[Problem statement]
Gather every line of the entries that includes the word "previous".

[Page and application data records]
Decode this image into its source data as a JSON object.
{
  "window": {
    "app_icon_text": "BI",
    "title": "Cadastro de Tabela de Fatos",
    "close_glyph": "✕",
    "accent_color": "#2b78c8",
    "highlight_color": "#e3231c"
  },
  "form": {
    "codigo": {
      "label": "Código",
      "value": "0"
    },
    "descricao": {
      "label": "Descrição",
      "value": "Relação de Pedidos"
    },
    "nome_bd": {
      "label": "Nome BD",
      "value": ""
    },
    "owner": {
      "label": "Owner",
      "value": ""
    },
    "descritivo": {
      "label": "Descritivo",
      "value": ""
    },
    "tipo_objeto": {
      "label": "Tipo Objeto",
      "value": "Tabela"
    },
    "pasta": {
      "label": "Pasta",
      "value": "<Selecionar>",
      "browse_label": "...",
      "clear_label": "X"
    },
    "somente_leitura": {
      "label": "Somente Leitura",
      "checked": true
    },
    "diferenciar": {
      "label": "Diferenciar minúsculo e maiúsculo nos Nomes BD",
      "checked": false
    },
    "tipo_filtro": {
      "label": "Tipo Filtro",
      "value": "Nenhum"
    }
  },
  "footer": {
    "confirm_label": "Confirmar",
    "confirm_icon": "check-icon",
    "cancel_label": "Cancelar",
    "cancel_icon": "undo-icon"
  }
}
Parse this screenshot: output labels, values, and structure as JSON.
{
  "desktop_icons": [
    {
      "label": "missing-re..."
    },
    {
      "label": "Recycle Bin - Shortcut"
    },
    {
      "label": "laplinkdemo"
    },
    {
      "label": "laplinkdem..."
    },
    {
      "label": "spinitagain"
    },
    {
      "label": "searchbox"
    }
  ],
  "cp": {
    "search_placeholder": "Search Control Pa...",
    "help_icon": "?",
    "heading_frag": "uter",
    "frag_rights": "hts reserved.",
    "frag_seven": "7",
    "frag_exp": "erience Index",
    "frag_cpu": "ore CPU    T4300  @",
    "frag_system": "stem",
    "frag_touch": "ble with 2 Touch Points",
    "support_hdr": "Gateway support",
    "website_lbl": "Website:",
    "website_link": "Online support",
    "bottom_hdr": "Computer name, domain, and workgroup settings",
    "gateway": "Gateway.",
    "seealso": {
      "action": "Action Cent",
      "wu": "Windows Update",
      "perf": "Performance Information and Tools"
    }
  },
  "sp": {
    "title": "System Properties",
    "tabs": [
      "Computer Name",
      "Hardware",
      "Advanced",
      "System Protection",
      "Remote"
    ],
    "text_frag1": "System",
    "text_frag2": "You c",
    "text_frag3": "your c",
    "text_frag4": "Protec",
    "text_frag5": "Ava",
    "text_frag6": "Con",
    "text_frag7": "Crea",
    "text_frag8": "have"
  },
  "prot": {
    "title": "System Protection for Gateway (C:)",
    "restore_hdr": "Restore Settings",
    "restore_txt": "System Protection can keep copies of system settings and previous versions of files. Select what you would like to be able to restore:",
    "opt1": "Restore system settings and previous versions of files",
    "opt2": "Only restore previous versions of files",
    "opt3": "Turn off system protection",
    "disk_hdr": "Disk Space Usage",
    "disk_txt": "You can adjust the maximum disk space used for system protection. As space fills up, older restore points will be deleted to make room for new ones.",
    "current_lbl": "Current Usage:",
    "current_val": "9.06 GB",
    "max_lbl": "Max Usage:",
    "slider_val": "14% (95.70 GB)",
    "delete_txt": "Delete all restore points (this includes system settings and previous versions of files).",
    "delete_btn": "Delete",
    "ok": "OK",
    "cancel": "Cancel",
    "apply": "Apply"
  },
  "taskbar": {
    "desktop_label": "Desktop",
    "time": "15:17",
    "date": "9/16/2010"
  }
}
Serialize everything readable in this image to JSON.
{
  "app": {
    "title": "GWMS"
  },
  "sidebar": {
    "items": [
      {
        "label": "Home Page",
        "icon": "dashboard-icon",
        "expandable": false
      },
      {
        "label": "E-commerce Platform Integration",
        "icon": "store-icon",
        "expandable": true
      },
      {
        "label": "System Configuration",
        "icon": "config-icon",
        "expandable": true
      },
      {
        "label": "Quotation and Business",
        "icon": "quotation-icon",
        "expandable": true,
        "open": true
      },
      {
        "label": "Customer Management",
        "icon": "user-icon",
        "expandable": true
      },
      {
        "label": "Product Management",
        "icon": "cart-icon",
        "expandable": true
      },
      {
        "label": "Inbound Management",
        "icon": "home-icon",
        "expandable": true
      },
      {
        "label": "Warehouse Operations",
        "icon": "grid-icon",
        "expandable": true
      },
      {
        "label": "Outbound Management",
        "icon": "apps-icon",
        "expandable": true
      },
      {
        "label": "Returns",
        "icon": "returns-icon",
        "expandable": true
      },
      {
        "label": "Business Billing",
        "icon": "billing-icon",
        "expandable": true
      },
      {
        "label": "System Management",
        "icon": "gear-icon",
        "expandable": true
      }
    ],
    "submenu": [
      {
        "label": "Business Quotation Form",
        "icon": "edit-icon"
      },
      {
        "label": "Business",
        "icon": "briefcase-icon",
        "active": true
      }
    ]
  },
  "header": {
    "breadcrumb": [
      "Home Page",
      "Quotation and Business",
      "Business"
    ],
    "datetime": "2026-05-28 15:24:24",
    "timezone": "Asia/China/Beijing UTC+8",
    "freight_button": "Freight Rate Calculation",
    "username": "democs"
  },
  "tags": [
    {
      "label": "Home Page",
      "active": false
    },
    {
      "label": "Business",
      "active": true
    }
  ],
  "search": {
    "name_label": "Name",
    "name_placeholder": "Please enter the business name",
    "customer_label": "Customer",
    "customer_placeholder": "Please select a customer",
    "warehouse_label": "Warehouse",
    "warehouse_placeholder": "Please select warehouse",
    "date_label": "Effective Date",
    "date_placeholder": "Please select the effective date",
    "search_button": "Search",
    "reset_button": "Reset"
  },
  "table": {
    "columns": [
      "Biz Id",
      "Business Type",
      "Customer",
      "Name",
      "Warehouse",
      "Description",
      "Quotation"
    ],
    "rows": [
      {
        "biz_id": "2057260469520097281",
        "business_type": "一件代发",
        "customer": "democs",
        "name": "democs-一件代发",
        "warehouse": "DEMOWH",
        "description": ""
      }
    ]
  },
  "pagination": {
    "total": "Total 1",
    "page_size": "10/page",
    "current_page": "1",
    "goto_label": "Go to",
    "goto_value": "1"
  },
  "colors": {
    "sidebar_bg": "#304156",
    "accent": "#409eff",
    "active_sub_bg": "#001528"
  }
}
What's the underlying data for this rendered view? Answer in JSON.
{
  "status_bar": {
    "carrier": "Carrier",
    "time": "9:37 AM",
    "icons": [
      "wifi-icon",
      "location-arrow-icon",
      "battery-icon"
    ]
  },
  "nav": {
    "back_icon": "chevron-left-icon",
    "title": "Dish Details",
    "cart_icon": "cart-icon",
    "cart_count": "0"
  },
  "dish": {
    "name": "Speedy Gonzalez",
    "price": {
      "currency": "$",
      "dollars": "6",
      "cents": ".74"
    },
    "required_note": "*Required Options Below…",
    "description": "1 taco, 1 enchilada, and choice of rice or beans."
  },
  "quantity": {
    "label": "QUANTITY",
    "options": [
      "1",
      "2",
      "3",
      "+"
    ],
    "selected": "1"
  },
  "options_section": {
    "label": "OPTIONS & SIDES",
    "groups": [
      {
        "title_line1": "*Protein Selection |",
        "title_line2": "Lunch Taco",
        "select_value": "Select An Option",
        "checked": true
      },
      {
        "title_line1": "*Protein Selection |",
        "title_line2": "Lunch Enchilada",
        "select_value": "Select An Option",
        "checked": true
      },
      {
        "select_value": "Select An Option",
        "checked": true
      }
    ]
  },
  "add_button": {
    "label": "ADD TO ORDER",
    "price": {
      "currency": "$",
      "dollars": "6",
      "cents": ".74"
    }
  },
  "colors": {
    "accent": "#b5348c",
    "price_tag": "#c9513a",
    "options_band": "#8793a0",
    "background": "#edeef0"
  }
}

[Answer below]
    "restore_txt": "System Protection can keep copies of system settings and previous versions of files. Select what you would like to be able to restore:",
    "opt1": "Restore system settings and previous versions of files",
    "opt2": "Only restore previous versions of files",
    "delete_txt": "Delete all restore points (this includes system settings and previous versions of files).",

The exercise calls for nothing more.